Recruiting, resourcing, and managing volunteers is a key aspect of all churches and Christian organizations. Dr. Doug Fagerstrom, senior vice president of ConvergeWorldwide and a former seminary president, has written a masterful book on volunteers, based on his more than four decades of ministry.
The Volunteer: A Personal Toolkit for the Dedicated Volunteer, was published in the fall of 2009 by BMH Books of Winona Lake, Indiana. Here are a few excerpts from chapter 1, entitled “Developing a Relationship With Your Leader.” More information on the book is available at bmhbooks.com or by calling (toll-free) 1-800-348-2756.
A relationship between volunteer and leader is necessary-an open relationship with your direct leader or supervisor will foster healthy communication and meaningful outcomes at the end of every ministry encounter
Ten Imperatives for a Leader and a Volunteer
1. Always tell the truth.
2. Be careful how you talk about others.
3. Learn to ask lots of questions.
4. Learn to listen to each other.
5. Practice the fruit of God’s spirit (see Galatians 6).
6. Have fun with each other.
7. Share prayer requests.
8. Pray about the ministry together.
9. Don’t wait for the other to take the first step.
10. Encourage each other by saying, “Well done!” or “Good Job!” or “I Appreciate You!”

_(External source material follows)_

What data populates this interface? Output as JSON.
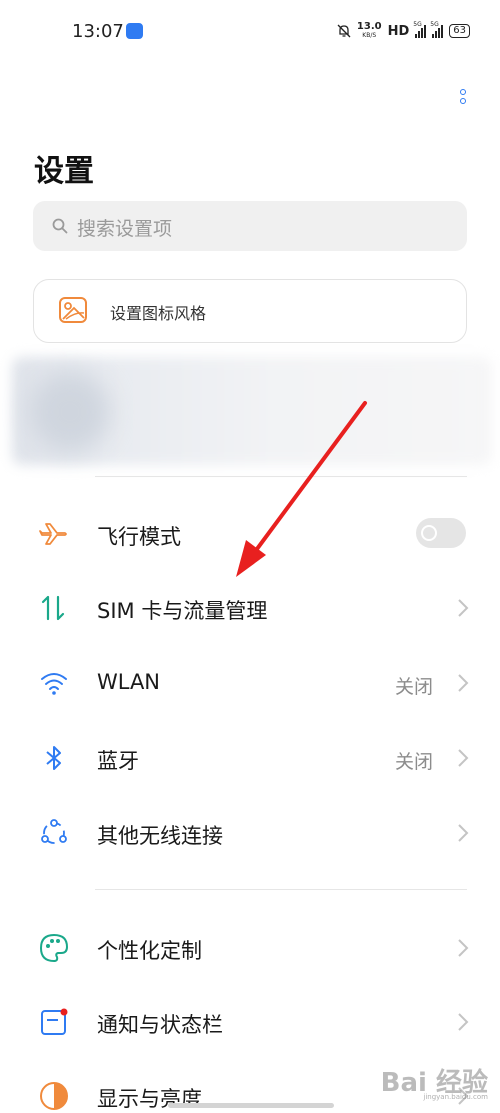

The key to working well together is good communication. Some leaders find it difficult to ask volunteers to meet certain expectations. They feel tentative about requiring too much of a volunteer, or they live in fear of losing the volunteer. Letting a leader know what he or she can expect of a volunteer can reduce this potential tension. Make intentions and boundaries simple and clear.
Ten Things a Leader Would Love To Know About A Volunteer’s Role and Level of Commitment
1. I will commit to serve _____ hours per week.
2. I will serve from ____(month) through _____ (month).
3. I will commit to this ministry role for _____ (period of time).
4. My first priority(ies) that may preempt my service responsibility is (are) _____.
5. I am/am not willing to attend extra meetings that you may require.
6. I can/cannot give personal financial resources toward this ministry.
7. I will help you recruit people to serve with us and will participate in all training experiences.
8. I will be loyal to this ministry by speaking well of you and others.
9. If I experience any difficulties in service, I will let you know right away.
10. I will give you plenty of notice if I decide to leave my role of service in this ministry.
Do you want to grow? Do you desire to offer better service to others and to God? If so, healthy feedback is one way to engage the growth process. Ask “How can I grow?” Ask your leader what you can do to improve your work. Do this in a casual environment when there is time for constructive dialogue with meaningful questions and responses.
Every leader needs grace, mercy, and help. Remember that your ministry supervisor does not just wrestle with flesh and blood but with the unseen forces of evil in this fallen and broken world (Ephesians 6:12). Your leader needs your prayer support!